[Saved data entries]
--------------------------------------------------
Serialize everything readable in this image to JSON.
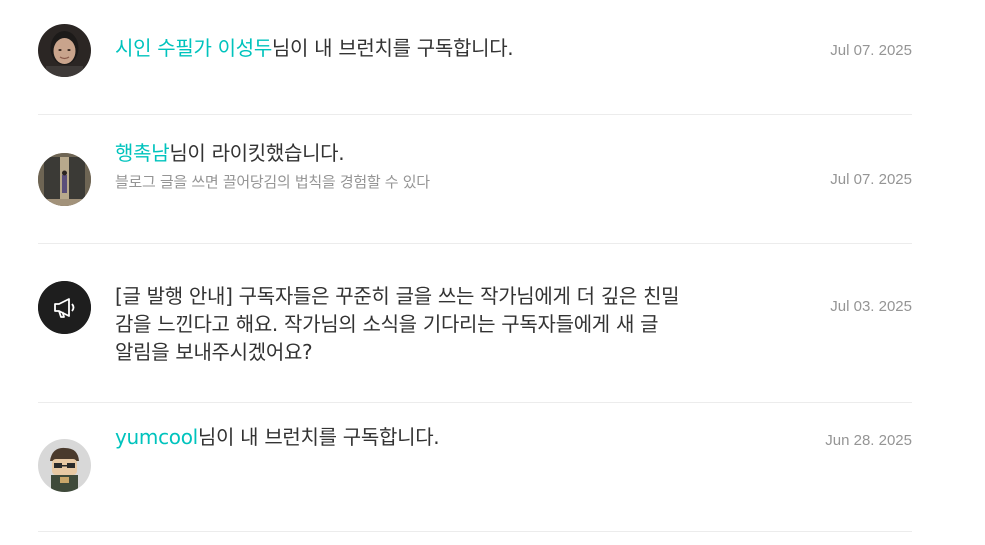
{
  "notifications": [
    {
      "name": "시인 수필가 이성두",
      "message": "님이 내 브런치를 구독합니다.",
      "subtext": "",
      "date": "Jul 07. 2025",
      "avatar": "user-photo"
    },
    {
      "name": "행촉남",
      "message": "님이 라이킷했습니다.",
      "subtext": "블로그 글을 쓰면 끌어당김의 법칙을 경험할 수 있다",
      "date": "Jul 07. 2025",
      "avatar": "user-photo"
    },
    {
      "notice": "[글 발행 안내] 구독자들은 꾸준히 글을 쓰는 작가님에게 더 깊은 친밀감을 느낀다고 해요. 작가님의 소식을 기다리는 구독자들에게 새 글 알림을 보내주시겠어요?",
      "date": "Jul 03. 2025",
      "avatar": "megaphone-icon"
    },
    {
      "name": "yumcool",
      "message": "님이 내 브런치를 구독합니다.",
      "subtext": "",
      "date": "Jun 28. 2025",
      "avatar": "user-photo"
    }
  ]
}
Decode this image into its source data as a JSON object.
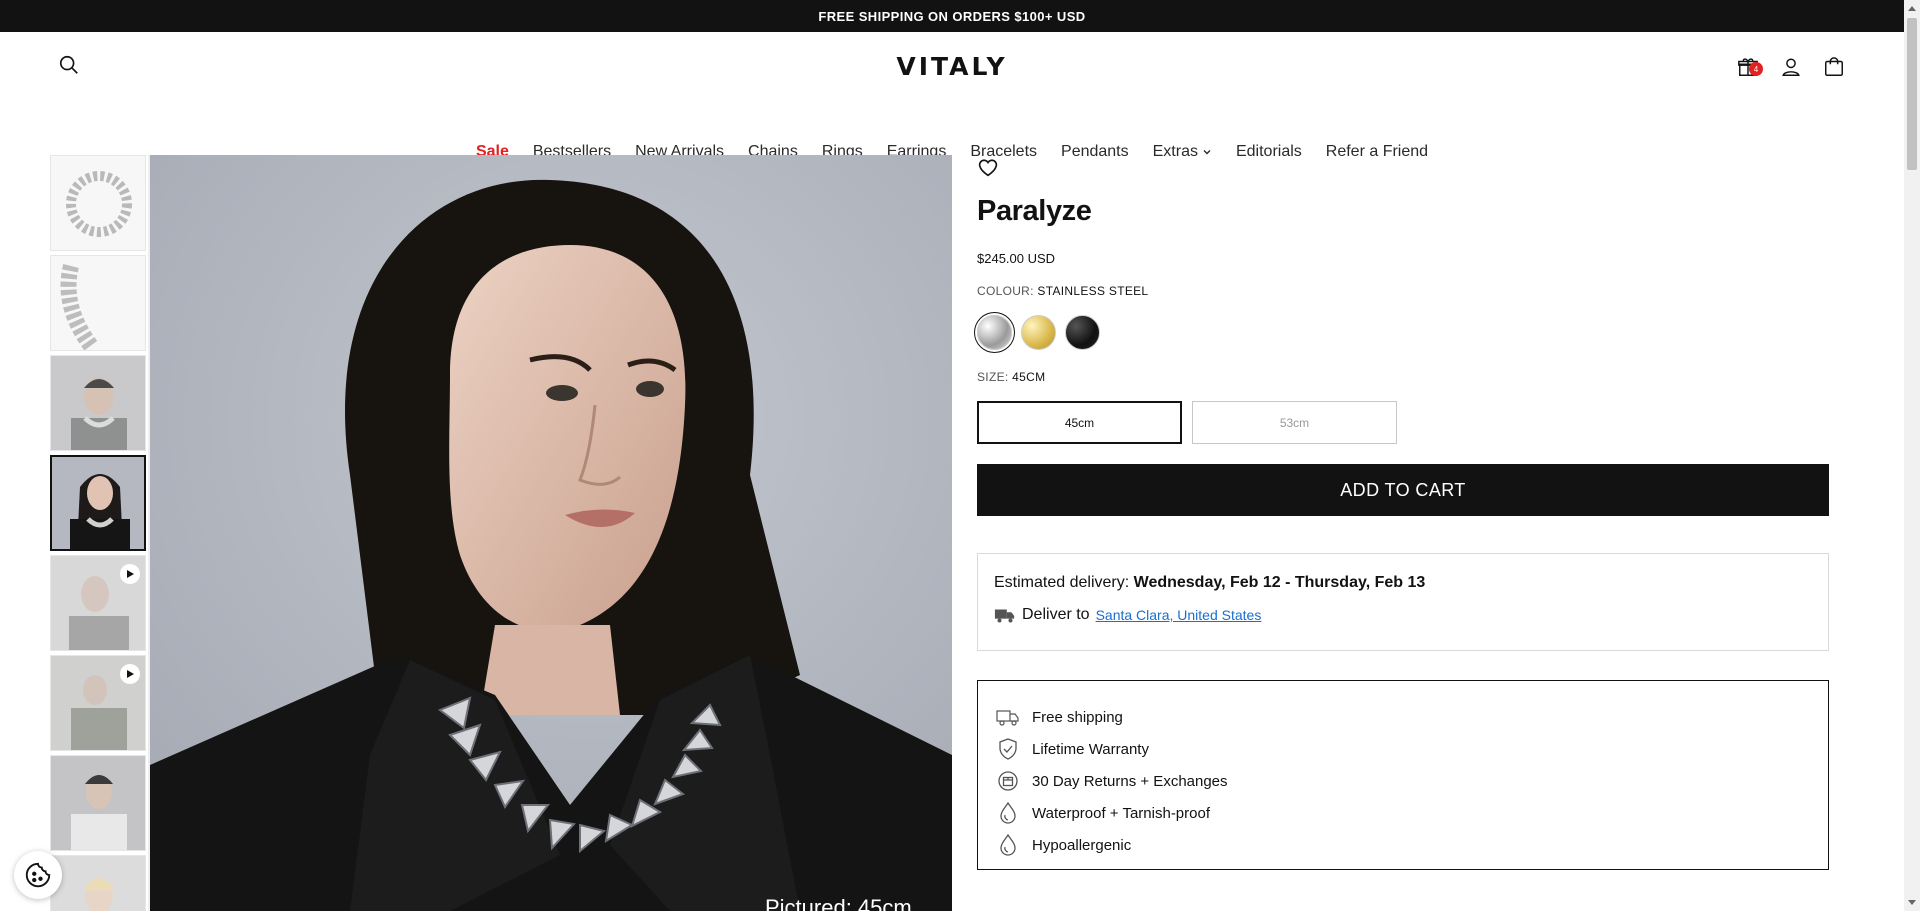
{
  "announcement": "FREE SHIPPING ON ORDERS $100+ USD",
  "header": {
    "logo": "VITALY",
    "gift_badge": "4",
    "icons": [
      "search-icon",
      "gift-icon",
      "account-icon",
      "cart-icon"
    ]
  },
  "nav": {
    "items": [
      {
        "label": "Sale"
      },
      {
        "label": "Bestsellers"
      },
      {
        "label": "New Arrivals"
      },
      {
        "label": "Chains"
      },
      {
        "label": "Rings"
      },
      {
        "label": "Earrings"
      },
      {
        "label": "Bracelets"
      },
      {
        "label": "Pendants"
      },
      {
        "label": "Extras"
      },
      {
        "label": "Editorials"
      },
      {
        "label": "Refer a Friend"
      }
    ]
  },
  "gallery": {
    "pictured": "Pictured: 45cm"
  },
  "product": {
    "title": "Paralyze",
    "price": "$245.00 USD",
    "colour_label": "COLOUR:",
    "colour_value": "STAINLESS STEEL",
    "size_label": "SIZE:",
    "size_value": "45CM",
    "sizes": [
      {
        "label": "45cm"
      },
      {
        "label": "53cm"
      }
    ],
    "add_to_cart": "ADD TO CART",
    "colors": {
      "steel": "#c9c9c9",
      "gold": "#d9b84a",
      "black": "#1a1a1a",
      "accent": "#e22120",
      "link": "#1a6fd1"
    }
  },
  "delivery": {
    "label": "Estimated delivery:",
    "dates": "Wednesday, Feb 12 - Thursday, Feb 13",
    "deliver_to": "Deliver to",
    "location": "Santa Clara, United States"
  },
  "features": [
    {
      "label": "Free shipping",
      "icon": "truck-icon"
    },
    {
      "label": "Lifetime Warranty",
      "icon": "shield-check-icon"
    },
    {
      "label": "30 Day Returns + Exchanges",
      "icon": "return-box-icon"
    },
    {
      "label": "Waterproof + Tarnish-proof",
      "icon": "droplet-icon"
    },
    {
      "label": "Hypoallergenic",
      "icon": "droplet-icon"
    }
  ]
}
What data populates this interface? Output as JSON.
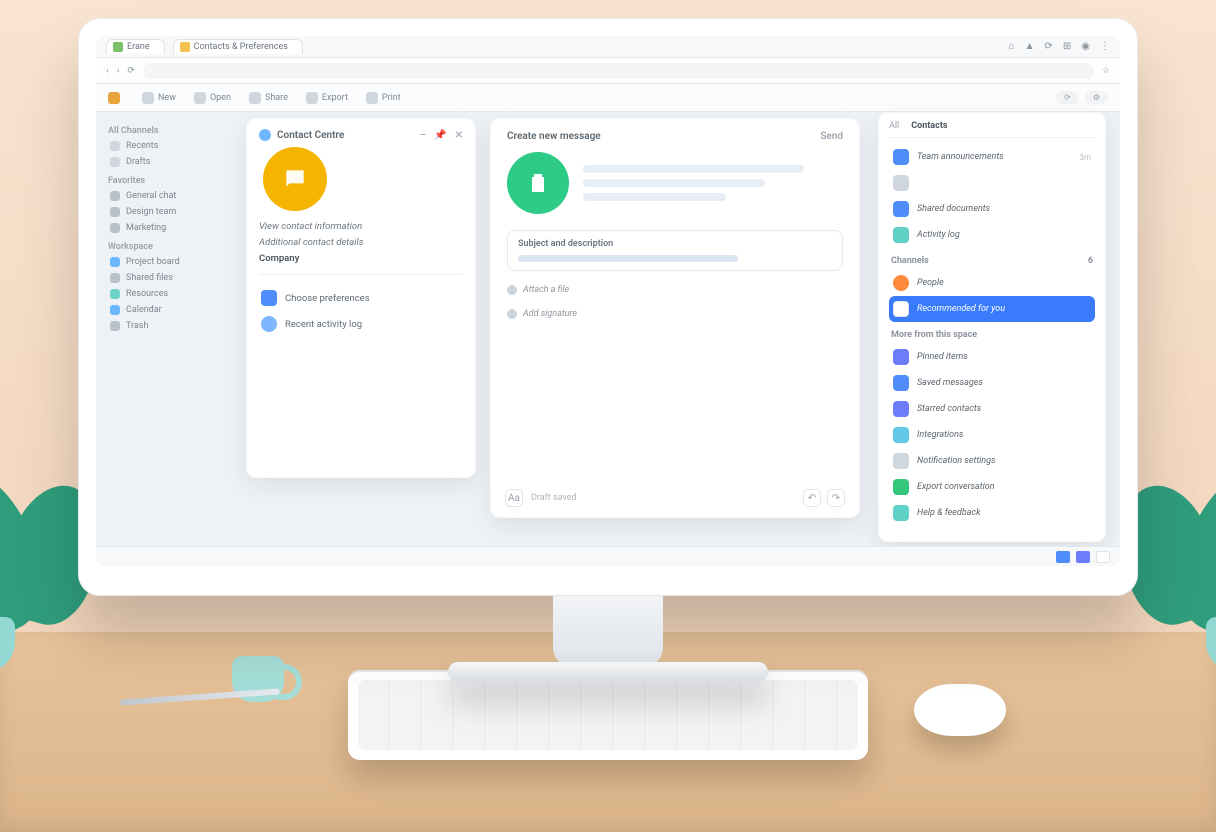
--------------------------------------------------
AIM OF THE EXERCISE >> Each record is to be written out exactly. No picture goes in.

RESULT >>
Serialize everything readable in this image to JSON.
{
  "notifications": [
    {
      "name": "시인 수필가 이성두",
      "message": "님이 내 브런치를 구독합니다.",
      "subtext": "",
      "date": "Jul 07. 2025",
      "avatar": "user-photo"
    },
    {
      "name": "행촉남",
      "message": "님이 라이킷했습니다.",
      "subtext": "블로그 글을 쓰면 끌어당김의 법칙을 경험할 수 있다",
      "date": "Jul 07. 2025",
      "avatar": "user-photo"
    },
    {
      "notice": "[글 발행 안내] 구독자들은 꾸준히 글을 쓰는 작가님에게 더 깊은 친밀감을 느낀다고 해요. 작가님의 소식을 기다리는 구독자들에게 새 글 알림을 보내주시겠어요?",
      "date": "Jul 03. 2025",
      "avatar": "megaphone-icon"
    },
    {
      "name": "yumcool",
      "message": "님이 내 브런치를 구독합니다.",
      "subtext": "",
      "date": "Jun 28. 2025",
      "avatar": "user-photo"
    }
  ]
}
Decode this image into its source data as a JSON object.
{
  "announcement": "FREE SHIPPING ON ORDERS $100+ USD",
  "header": {
    "logo": "VITALY",
    "gift_badge": "4",
    "icons": [
      "search-icon",
      "gift-icon",
      "account-icon",
      "cart-icon"
    ]
  },
  "nav": {
    "items": [
      {
        "label": "Sale"
      },
      {
        "label": "Bestsellers"
      },
      {
        "label": "New Arrivals"
      },
      {
        "label": "Chains"
      },
      {
        "label": "Rings"
      },
      {
        "label": "Earrings"
      },
      {
        "label": "Bracelets"
      },
      {
        "label": "Pendants"
      },
      {
        "label": "Extras"
      },
      {
        "label": "Editorials"
      },
      {
        "label": "Refer a Friend"
      }
    ]
  },
  "gallery": {
    "pictured": "Pictured: 45cm"
  },
  "product": {
    "title": "Paralyze",
    "price": "$245.00 USD",
    "colour_label": "COLOUR:",
    "colour_value": "STAINLESS STEEL",
    "size_label": "SIZE:",
    "size_value": "45CM",
    "sizes": [
      {
        "label": "45cm"
      },
      {
        "label": "53cm"
      }
    ],
    "add_to_cart": "ADD TO CART",
    "colors": {
      "steel": "#c9c9c9",
      "gold": "#d9b84a",
      "black": "#1a1a1a",
      "accent": "#e22120",
      "link": "#1a6fd1"
    }
  },
  "delivery": {
    "label": "Estimated delivery:",
    "dates": "Wednesday, Feb 12 - Thursday, Feb 13",
    "deliver_to": "Deliver to",
    "location": "Santa Clara, United States"
  },
  "features": [
    {
      "label": "Free shipping",
      "icon": "truck-icon"
    },
    {
      "label": "Lifetime Warranty",
      "icon": "shield-check-icon"
    },
    {
      "label": "30 Day Returns + Exchanges",
      "icon": "return-box-icon"
    },
    {
      "label": "Waterproof + Tarnish-proof",
      "icon": "droplet-icon"
    },
    {
      "label": "Hypoallergenic",
      "icon": "droplet-icon"
    }
  ]
}
What data populates this interface? Output as JSON.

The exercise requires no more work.